Assigned task:
Return the listing word for word, as given.

● ● ● ● ●

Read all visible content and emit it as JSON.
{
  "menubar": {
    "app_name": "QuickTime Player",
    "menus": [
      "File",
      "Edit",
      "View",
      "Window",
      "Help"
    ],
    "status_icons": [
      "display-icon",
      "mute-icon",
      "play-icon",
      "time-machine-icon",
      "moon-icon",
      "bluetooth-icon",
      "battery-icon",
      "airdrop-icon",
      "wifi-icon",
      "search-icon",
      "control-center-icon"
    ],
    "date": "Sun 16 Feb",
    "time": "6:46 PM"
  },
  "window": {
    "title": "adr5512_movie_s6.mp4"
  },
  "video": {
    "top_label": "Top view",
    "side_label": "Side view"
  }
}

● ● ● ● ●

Solution for this task:
Read all visible content and emit it as JSON.
{
  "menubar": {
    "app_name": "QuickTime Player",
    "menus": [
      "File",
      "Edit",
      "View",
      "Window",
      "Help"
    ],
    "status_icons": [
      "display-icon",
      "mute-icon",
      "play-icon",
      "time-machine-icon",
      "moon-icon",
      "bluetooth-icon",
      "battery-icon",
      "airdrop-icon",
      "wifi-icon",
      "search-icon",
      "control-center-icon"
    ],
    "date": "Sun 16 Feb",
    "time": "6:46 PM"
  },
  "window": {
    "title": "adr5512_movie_s6.mp4"
  },
  "video": {
    "top_label": "Top view",
    "side_label": "Side view"
  }
}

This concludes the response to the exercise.